> [Dataset excerpts]:
=== Begin Enclosure ===

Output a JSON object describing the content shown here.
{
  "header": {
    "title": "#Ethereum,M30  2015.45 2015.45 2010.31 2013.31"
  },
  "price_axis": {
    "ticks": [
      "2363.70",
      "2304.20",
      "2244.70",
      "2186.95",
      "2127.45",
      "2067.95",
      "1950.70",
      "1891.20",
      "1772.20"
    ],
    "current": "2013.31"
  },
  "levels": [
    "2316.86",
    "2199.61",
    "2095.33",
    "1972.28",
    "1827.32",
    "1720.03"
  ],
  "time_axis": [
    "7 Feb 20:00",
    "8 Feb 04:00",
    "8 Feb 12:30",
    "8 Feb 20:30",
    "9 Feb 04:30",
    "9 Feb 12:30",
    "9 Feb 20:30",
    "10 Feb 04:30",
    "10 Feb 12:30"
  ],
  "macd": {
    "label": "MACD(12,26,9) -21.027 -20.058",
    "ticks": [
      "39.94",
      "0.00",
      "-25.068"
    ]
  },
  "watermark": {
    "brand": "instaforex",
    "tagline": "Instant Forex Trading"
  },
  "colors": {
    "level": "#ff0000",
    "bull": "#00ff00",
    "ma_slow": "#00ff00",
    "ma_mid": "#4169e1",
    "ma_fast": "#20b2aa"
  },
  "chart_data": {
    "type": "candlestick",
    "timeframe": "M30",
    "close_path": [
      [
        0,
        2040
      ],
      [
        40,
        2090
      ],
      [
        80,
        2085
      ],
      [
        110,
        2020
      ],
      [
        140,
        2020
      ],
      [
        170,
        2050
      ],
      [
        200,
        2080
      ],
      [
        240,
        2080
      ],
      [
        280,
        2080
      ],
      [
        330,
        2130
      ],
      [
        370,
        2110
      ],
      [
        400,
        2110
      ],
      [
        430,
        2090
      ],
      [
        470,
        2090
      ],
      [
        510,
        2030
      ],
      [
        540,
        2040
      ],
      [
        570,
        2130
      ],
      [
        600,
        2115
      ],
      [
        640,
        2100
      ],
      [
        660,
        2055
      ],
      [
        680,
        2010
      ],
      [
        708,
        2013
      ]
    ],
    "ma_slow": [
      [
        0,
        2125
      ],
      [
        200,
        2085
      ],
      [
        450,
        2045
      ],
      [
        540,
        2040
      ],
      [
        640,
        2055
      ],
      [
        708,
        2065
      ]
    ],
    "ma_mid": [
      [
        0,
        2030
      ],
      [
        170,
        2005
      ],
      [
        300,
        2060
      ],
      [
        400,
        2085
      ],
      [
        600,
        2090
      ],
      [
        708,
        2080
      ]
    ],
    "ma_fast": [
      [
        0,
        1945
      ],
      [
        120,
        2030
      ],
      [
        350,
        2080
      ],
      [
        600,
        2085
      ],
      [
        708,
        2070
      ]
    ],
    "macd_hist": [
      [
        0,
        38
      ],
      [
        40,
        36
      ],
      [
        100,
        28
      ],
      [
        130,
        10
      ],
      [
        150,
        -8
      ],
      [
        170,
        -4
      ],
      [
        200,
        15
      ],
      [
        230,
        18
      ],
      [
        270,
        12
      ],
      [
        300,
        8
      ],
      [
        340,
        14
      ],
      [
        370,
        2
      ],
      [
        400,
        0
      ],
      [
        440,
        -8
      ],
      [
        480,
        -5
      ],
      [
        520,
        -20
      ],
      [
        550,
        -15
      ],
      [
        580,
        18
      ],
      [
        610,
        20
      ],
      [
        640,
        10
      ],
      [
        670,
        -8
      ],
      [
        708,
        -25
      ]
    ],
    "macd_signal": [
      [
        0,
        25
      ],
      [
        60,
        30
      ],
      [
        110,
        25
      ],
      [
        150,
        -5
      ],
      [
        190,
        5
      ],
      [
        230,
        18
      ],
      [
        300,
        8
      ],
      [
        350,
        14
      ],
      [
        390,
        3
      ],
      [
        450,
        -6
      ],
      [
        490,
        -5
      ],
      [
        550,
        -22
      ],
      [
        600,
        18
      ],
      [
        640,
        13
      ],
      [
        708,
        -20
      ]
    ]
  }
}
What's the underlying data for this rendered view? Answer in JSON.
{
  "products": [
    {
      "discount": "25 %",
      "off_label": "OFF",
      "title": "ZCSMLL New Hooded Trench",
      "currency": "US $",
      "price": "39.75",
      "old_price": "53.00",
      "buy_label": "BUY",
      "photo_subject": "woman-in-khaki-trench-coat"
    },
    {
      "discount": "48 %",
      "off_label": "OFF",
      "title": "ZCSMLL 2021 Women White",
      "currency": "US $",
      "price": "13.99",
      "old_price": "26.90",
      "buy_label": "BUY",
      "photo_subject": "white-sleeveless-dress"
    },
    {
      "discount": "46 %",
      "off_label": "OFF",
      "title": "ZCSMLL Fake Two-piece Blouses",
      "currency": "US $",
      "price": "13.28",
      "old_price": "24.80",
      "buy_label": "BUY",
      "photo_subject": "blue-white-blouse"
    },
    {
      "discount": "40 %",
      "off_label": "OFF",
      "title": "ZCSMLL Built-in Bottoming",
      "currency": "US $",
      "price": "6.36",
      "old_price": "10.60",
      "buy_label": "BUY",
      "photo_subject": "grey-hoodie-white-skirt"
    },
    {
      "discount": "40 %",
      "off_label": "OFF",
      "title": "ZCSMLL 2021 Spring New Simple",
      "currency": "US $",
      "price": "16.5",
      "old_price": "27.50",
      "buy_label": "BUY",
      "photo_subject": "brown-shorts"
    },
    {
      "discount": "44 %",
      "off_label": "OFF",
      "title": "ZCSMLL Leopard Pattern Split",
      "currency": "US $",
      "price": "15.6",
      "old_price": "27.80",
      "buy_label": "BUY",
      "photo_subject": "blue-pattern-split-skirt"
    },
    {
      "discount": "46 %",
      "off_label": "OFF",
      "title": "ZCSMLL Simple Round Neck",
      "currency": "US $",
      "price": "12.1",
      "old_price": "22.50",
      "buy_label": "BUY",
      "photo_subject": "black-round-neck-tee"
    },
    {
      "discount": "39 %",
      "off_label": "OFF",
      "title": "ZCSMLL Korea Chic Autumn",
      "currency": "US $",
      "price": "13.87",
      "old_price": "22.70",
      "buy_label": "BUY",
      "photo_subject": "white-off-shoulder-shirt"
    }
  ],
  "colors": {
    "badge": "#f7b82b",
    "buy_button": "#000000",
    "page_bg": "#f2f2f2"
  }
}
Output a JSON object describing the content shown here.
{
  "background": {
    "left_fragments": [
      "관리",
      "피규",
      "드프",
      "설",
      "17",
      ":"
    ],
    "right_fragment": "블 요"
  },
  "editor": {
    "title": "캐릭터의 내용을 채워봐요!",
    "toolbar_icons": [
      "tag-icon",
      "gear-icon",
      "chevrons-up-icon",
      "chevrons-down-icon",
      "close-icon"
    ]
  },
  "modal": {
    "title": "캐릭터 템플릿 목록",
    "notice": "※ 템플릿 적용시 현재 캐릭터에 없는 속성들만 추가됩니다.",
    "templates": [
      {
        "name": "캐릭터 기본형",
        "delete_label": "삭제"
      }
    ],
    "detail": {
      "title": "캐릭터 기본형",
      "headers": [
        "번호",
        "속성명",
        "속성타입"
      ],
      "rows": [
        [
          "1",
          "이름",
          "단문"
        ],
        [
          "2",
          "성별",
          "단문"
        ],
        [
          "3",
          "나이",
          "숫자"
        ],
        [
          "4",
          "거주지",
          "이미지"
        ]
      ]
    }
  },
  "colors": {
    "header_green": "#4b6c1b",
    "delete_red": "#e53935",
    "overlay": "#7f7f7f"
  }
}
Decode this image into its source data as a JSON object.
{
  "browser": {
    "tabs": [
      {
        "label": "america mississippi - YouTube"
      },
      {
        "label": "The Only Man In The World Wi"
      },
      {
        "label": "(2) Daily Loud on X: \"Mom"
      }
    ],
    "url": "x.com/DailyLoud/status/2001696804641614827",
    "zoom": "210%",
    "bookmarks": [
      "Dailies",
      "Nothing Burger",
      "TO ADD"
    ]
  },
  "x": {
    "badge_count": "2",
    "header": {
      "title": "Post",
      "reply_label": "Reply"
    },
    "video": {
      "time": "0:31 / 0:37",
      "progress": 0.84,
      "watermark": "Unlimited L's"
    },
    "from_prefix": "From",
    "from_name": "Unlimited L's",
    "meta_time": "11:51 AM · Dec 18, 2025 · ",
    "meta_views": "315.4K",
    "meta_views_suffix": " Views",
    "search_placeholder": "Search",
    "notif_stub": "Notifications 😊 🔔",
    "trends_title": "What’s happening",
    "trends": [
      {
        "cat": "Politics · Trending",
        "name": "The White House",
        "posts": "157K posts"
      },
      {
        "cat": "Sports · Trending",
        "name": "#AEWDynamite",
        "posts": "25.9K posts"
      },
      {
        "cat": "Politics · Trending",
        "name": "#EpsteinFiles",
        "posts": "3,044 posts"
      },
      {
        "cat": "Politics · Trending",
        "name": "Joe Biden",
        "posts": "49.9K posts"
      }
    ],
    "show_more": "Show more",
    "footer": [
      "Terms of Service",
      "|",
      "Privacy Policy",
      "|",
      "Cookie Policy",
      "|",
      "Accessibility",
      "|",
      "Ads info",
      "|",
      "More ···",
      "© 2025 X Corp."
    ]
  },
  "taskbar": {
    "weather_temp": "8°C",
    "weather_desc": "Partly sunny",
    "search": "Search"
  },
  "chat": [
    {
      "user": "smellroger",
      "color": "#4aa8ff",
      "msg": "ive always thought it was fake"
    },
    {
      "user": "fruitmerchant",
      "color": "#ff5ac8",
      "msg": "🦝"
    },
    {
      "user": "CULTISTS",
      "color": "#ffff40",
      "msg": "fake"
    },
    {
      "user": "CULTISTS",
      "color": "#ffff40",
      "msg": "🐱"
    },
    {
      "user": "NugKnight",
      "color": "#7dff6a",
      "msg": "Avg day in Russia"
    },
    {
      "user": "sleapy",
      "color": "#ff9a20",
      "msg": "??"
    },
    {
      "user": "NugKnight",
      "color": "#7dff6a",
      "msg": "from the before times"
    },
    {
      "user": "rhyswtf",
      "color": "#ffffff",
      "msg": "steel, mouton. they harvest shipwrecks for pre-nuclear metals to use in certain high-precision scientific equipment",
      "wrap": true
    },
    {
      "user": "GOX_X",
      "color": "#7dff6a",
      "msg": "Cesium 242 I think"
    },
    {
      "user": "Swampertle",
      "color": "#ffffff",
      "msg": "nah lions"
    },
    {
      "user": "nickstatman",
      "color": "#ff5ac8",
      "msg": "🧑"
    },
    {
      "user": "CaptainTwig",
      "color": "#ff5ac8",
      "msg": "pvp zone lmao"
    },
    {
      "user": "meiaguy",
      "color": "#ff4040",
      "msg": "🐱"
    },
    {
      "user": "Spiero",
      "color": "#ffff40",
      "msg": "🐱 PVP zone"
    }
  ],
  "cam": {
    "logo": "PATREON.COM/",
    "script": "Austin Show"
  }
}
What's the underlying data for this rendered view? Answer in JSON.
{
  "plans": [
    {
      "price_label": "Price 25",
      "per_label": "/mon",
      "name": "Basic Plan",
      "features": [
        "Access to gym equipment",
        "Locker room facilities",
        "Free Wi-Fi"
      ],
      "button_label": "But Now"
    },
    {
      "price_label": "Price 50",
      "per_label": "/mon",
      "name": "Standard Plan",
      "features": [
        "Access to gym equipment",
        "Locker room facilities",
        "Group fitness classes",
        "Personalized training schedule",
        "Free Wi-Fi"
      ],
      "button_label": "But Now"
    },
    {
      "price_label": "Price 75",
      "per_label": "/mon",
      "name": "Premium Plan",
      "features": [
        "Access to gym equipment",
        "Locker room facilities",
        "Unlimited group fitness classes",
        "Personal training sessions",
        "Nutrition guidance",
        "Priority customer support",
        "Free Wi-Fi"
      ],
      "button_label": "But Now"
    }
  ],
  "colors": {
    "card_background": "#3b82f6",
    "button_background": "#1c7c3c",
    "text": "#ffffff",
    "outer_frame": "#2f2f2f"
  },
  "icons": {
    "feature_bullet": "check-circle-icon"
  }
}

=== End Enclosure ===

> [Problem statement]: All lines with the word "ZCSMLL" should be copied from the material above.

> [Written solution]:
      "title": "ZCSMLL New Hooded Trench",
      "title": "ZCSMLL 2021 Women White",
      "title": "ZCSMLL Fake Two-piece Blouses",
      "title": "ZCSMLL Built-in Bottoming",
      "title": "ZCSMLL 2021 Spring New Simple",
      "title": "ZCSMLL Leopard Pattern Split",
      "title": "ZCSMLL Simple Round Neck",
      "title": "ZCSMLL Korea Chic Autumn",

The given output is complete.